Problem requirements: Find the lines below holding the word "squats" and copy each of them.

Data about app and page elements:
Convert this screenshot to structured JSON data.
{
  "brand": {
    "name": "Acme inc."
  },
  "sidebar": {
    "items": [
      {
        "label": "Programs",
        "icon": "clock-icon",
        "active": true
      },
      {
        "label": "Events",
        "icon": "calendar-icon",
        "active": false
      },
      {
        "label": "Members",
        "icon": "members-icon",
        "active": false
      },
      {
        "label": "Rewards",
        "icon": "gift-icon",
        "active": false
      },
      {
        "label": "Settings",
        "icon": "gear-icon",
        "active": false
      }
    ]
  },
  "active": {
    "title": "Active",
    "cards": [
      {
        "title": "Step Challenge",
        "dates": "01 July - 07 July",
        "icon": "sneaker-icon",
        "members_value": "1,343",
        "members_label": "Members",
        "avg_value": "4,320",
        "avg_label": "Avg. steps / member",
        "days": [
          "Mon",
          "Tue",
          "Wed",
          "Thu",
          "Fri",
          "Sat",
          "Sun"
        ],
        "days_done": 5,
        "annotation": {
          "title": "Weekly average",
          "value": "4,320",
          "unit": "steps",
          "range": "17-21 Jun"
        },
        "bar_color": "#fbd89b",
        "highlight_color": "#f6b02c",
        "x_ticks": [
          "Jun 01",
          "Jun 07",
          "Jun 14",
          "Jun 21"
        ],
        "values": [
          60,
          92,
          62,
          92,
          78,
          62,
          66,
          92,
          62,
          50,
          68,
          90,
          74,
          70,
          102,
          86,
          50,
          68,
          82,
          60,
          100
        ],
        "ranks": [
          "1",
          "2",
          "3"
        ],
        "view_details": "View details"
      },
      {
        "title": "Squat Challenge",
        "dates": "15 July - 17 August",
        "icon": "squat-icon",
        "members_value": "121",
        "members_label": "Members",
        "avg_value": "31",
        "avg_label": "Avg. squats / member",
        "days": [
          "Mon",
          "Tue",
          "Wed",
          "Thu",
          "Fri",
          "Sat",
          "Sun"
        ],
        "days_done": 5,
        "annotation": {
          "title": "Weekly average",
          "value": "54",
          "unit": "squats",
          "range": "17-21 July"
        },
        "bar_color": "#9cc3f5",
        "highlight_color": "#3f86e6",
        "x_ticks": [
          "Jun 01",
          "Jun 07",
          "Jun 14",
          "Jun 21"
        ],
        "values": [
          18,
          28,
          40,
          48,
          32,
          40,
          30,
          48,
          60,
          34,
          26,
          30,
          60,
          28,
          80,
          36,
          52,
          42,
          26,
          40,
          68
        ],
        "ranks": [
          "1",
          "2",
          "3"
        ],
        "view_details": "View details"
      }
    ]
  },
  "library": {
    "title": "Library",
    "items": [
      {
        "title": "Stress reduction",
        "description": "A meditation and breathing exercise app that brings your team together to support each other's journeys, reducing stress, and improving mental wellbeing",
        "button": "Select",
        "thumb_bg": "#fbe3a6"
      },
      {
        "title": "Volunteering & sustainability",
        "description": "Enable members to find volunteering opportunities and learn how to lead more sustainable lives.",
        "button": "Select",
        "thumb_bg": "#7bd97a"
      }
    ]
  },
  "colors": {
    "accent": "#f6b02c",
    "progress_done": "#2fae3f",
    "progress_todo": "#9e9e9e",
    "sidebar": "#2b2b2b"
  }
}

Expected output:
        "avg_label": "Avg. squats / member",
          "unit": "squats",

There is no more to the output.